The Higher Education Standards Panel identified attrition rates at universities and some other providers, using regression techniques to ‘allow for the influence of student characteristics’.  “Controlling for student characteristics reduces variation in institutional attrition rates by just under half. The standard deviation of adjusted institutional attrition rates is 7.5 percentage points which reduces to 4.4 percentage points for the OLS method and 4.3 percentage points for the logit method,” HESP states. (Sorry, no idea.)


Adjusted and ‘modified for student distribution’ institutional attrition rates, domestic bachelor commencing students, 2014, per cent
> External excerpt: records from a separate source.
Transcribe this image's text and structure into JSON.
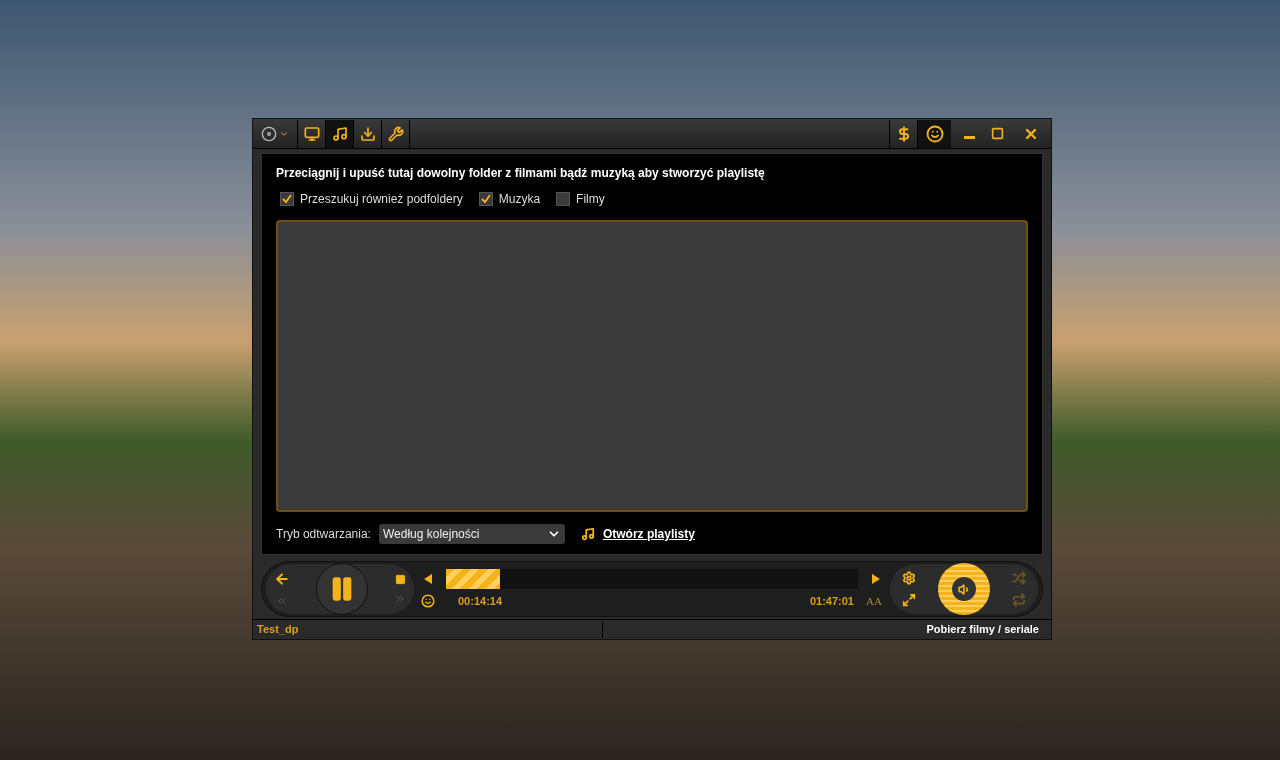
{
  "toolbar": {
    "tabs": [
      {
        "selected": false
      },
      {
        "selected": true
      },
      {
        "selected": false
      },
      {
        "selected": false
      }
    ]
  },
  "playlist_panel": {
    "instruction": "Przeciągnij i upuść tutaj dowolny folder z filmami bądź muzyką aby stworzyć playlistę",
    "options": [
      {
        "label": "Przeszukuj również podfoldery",
        "checked": true
      },
      {
        "label": "Muzyka",
        "checked": true
      },
      {
        "label": "Filmy",
        "checked": false
      }
    ],
    "playback_mode": {
      "label": "Tryb odtwarzania:",
      "value": "Według kolejności"
    },
    "open_link": "Otwórz playlisty"
  },
  "player": {
    "playing": true,
    "progress": {
      "level": 0.13
    },
    "elapsed": "00:14:14",
    "total": "01:47:01",
    "subtitle_button": "AA"
  },
  "status_bar": {
    "left": "Test_dp",
    "right": "Pobierz filmy / seriale"
  }
}
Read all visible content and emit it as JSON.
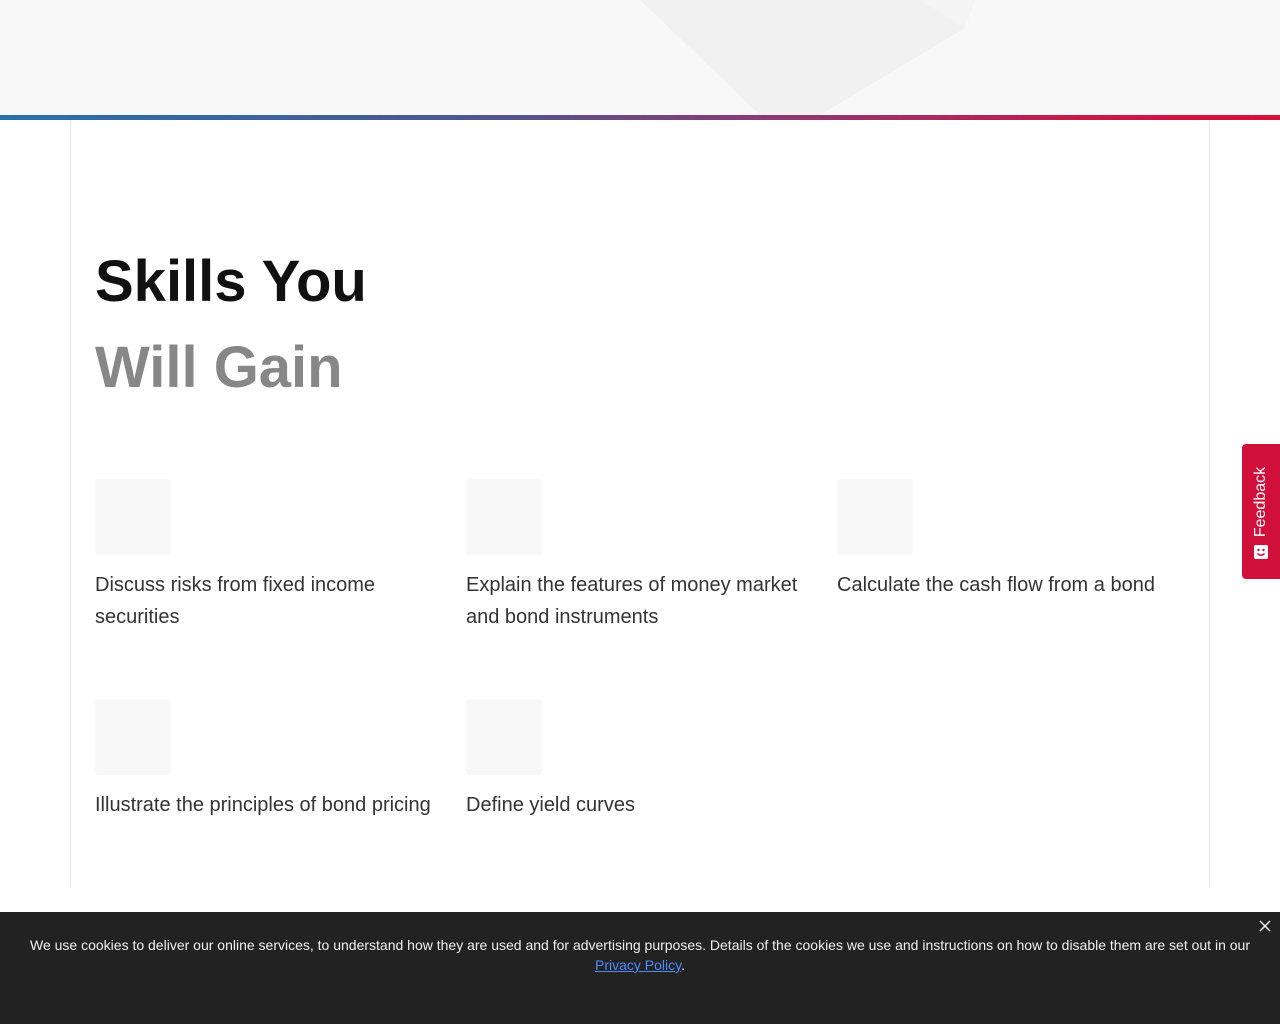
{
  "heading": {
    "line1": "Skills You",
    "line2": "Will Gain"
  },
  "skills": [
    {
      "text": "Discuss risks from fixed income securities"
    },
    {
      "text": "Explain the features of money market and bond instruments"
    },
    {
      "text": "Calculate the cash flow from a bond"
    },
    {
      "text": "Illustrate the principles of bond pricing"
    },
    {
      "text": "Define yield curves"
    }
  ],
  "feedback": {
    "label": "Feedback",
    "icon": "feedback-smiley-icon"
  },
  "cookie": {
    "text": "We use cookies to deliver our online services, to understand how they are used and for advertising purposes. Details of the cookies we use and instructions on how to disable them are set out in our ",
    "link": "Privacy Policy",
    "end": ".",
    "close_icon": "close-icon"
  },
  "colors": {
    "accent": "#d0103a",
    "heading_primary": "#111111",
    "heading_secondary": "#878787",
    "gradient_start": "#2b70a8",
    "gradient_end": "#d8103c",
    "banner_bg": "#222222",
    "link": "#4c8dff"
  }
}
Institution Adjusted attrition rate OLS ‘modified’ attrition rate Logit ‘modified’ attrition rate
The University of Melbourne 3.7 8.6 5.3
University of New South Wales 4.8 9.2 5.9
The University of Sydney 5.9 10.3 7.2
Monash University 6.5 11.8 8.8
The Australian National University 7.3 10.1 7.7
The University of Western Australia 7.7 12.7 10.6
University of Technology Sydney 7.7 10.0 8.0
The University of Notre Dame Australia 9.5 10.4 8.6
Macquarie University 9.7 11.7 9.9
The University of Queensland 9.9 14.3 12.4
RMIT University 10.3 13.2 11.0
University of Wollongong 10.6 12.0 10.0
The University of Adelaide 11.6 14.8 13.1
La Trobe University 11.6 13.7 11.3
Queensland University of Technology 12.0 14.2 12.3
Western Sydney University 14.0 13.4 11.7
Curtin University of Technology 14.1 14.3 12.6
Deakin University 14.4 13.7 11.8
University of Newcastle 14.5 15.1 13.0
Avondale College of Higher Education 15.3 14.3 12.2
Australian Catholic University 15.3 15.8 13.8
Griffith University 16.0 17.3 15.2
University of South Australia 16.1 16.3 14.5
Flinders University of South Australia 17.1 17.8 15.8
University of Canberra 17.3 17.6 15.6
Murdoch University 18.7 16.5 14.4
James Cook University 19.0 20.1 18.3
Victoria University 19.5 18.1 15.6
University of the Sunshine Coast 19.9 20.0 17.9
Edith Cowan University 20.7 17.8 15.6
Eastern College Australia Inc 21.9 13.9 11.5
University of Southern Queensland 22.2 16.6 15.3
University of New England 22.6 15.1 13.8
Charles Sturt University 22.7 15.2 13.2
Federation University Australia 23.3 21.3 18.3
Central Queensland University 23.9 18.9 17.0
Southern Cross University 24.1 20.5 17.8
Christian Heritage College 24.4 21.8 19.1
Swinburne University of Technology 24.7 16.8 14.4
Holmesglen Institute of TAFE 25.8 23.5 22.9
Charles Darwin University 26.1 18.7 16.5
Tabor Adelaide 27.4 18.9 15.3
Melbourne Polytechnic 28.1 24.5 20.8
University of Tasmania 37.7 30.2 25.4
Standard deviation

(percentage points)

7.5 4.4 4.3